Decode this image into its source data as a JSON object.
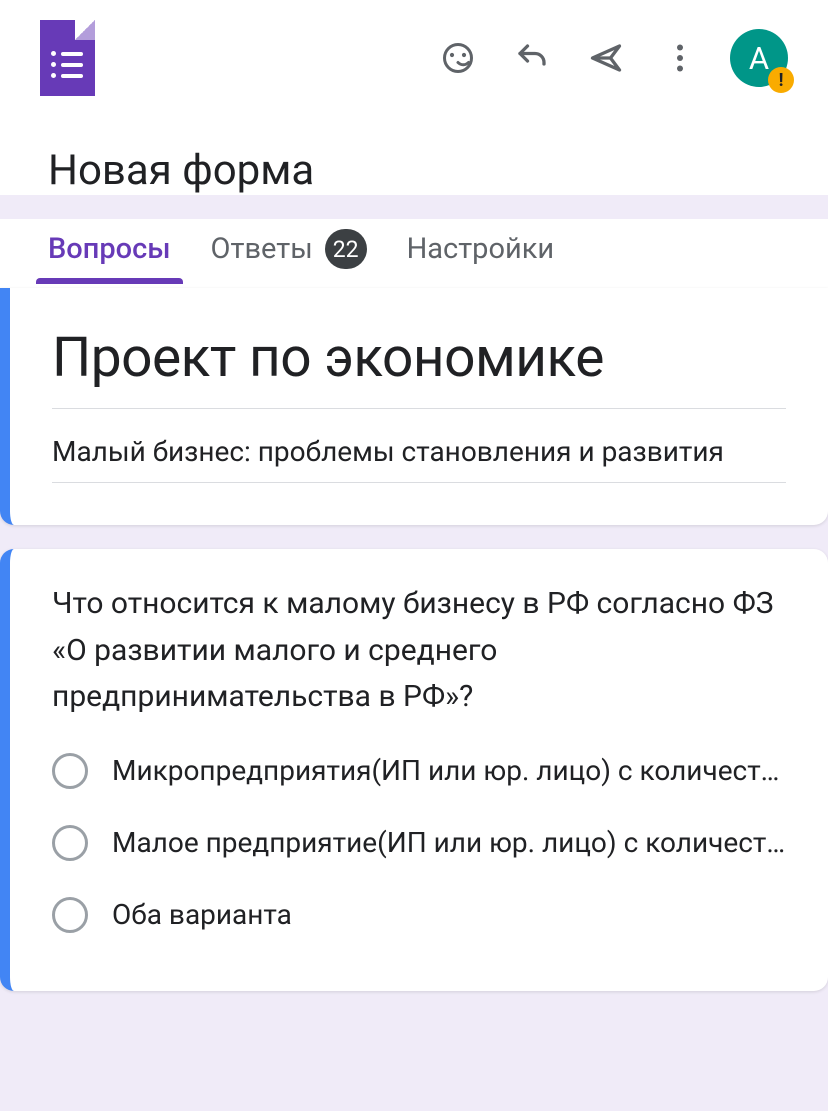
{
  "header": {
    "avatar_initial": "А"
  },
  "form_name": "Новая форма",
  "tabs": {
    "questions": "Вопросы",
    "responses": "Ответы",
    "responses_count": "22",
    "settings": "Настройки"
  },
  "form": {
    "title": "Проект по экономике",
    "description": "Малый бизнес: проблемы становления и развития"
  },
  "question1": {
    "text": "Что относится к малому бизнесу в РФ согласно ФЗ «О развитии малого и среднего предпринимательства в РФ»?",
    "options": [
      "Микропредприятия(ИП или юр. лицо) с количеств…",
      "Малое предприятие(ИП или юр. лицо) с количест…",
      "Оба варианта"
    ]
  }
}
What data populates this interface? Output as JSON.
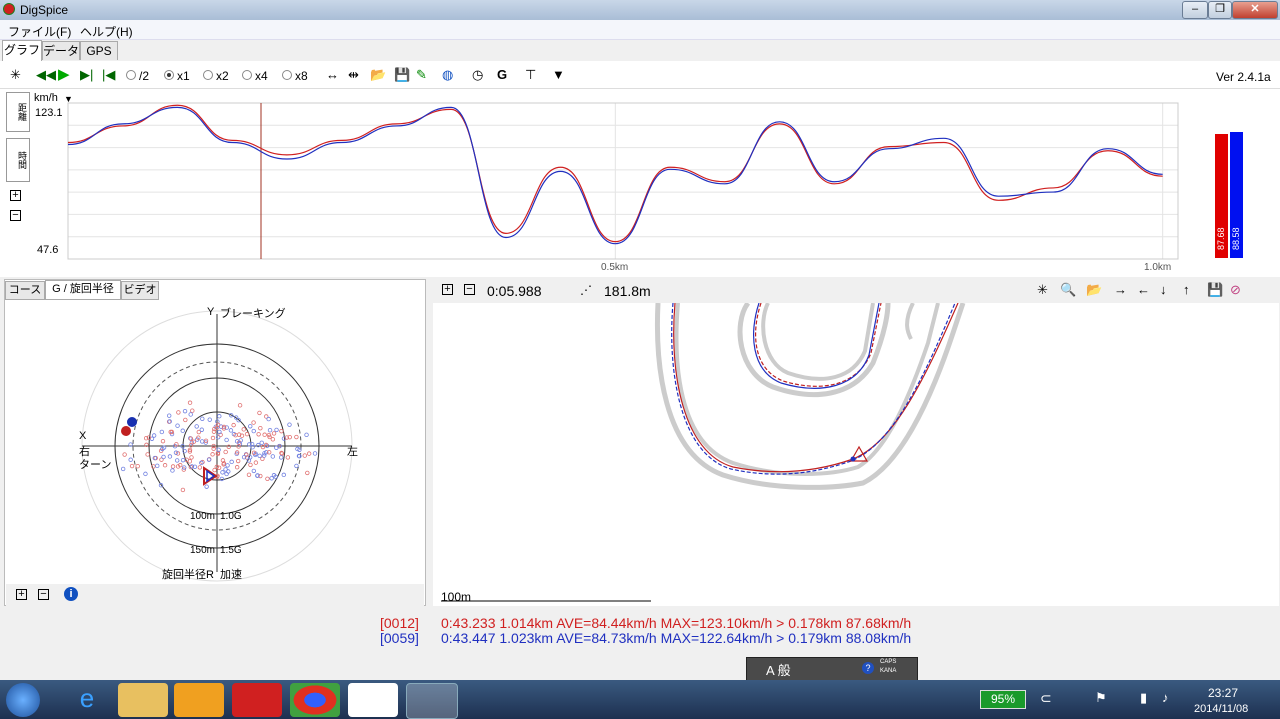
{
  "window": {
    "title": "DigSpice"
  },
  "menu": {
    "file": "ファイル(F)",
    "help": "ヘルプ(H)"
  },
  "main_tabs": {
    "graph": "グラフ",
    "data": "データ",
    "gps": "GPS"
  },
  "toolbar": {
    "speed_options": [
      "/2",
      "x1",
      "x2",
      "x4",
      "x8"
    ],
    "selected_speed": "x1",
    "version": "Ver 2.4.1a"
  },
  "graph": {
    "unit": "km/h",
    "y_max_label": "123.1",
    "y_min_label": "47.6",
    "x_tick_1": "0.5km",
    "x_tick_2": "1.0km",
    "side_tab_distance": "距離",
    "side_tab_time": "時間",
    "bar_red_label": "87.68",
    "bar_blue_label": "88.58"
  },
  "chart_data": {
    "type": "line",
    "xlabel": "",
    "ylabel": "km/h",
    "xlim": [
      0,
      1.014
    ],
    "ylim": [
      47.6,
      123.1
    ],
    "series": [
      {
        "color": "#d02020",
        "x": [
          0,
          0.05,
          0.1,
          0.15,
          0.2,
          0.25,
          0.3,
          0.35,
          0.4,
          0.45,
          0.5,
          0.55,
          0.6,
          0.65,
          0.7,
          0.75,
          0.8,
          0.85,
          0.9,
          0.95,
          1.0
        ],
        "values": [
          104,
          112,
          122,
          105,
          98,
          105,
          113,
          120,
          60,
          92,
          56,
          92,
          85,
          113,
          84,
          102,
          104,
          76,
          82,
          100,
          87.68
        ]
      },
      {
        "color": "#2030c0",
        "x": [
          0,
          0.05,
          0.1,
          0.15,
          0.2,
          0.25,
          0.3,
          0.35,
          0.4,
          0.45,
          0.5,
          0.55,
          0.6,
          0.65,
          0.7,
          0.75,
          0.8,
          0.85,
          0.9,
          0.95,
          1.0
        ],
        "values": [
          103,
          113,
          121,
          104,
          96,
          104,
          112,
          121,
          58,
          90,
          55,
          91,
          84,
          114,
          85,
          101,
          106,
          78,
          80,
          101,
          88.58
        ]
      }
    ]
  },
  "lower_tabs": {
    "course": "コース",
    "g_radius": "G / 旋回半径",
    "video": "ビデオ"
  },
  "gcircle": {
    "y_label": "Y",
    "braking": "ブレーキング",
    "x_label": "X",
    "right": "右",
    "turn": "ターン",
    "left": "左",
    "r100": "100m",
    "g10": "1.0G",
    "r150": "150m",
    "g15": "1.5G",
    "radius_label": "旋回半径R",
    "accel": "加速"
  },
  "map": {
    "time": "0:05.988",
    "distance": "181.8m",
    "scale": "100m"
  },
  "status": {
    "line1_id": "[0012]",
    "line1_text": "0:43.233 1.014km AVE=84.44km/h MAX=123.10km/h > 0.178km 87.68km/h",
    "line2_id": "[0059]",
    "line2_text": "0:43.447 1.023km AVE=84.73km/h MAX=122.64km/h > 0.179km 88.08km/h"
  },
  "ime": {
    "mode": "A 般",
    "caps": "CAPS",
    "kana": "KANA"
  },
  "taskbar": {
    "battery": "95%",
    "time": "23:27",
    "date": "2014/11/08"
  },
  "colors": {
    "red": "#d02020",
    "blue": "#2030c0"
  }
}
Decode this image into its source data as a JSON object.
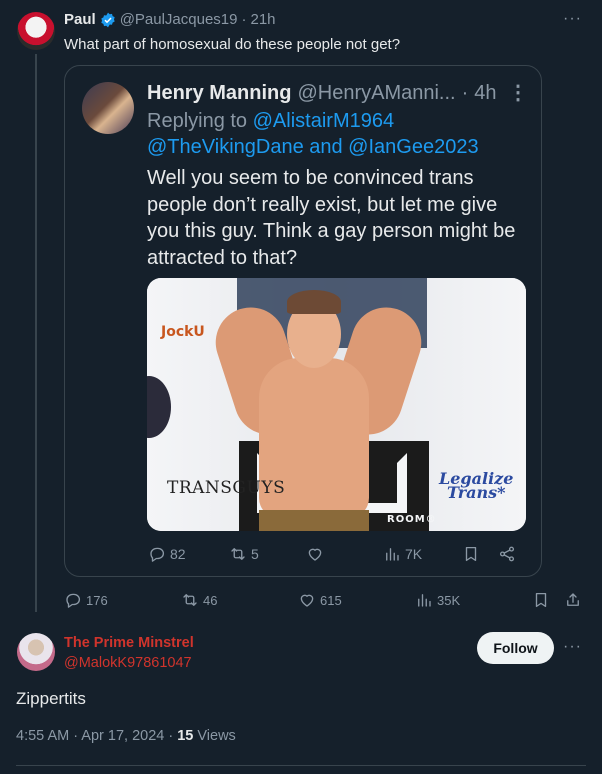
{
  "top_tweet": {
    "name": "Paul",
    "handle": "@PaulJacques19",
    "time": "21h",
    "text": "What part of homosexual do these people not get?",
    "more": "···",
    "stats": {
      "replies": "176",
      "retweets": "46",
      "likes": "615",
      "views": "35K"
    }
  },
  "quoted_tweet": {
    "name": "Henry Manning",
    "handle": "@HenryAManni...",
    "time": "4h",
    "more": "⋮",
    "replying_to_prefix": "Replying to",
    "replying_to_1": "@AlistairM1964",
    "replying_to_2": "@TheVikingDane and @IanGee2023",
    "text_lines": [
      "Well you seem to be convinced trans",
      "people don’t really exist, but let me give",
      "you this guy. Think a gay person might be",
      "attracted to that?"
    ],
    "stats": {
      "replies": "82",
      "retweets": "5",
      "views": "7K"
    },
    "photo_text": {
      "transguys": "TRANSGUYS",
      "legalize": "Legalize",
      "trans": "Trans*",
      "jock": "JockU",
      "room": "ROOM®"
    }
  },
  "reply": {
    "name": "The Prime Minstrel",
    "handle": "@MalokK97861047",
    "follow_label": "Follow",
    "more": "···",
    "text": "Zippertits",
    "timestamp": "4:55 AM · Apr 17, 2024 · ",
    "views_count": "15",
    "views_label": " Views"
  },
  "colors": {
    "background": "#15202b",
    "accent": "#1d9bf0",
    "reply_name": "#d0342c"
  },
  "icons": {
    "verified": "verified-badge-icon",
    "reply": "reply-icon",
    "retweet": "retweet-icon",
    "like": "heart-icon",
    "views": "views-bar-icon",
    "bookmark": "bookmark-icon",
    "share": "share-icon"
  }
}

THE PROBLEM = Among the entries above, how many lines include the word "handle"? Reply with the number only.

ANSWER SECTION = 3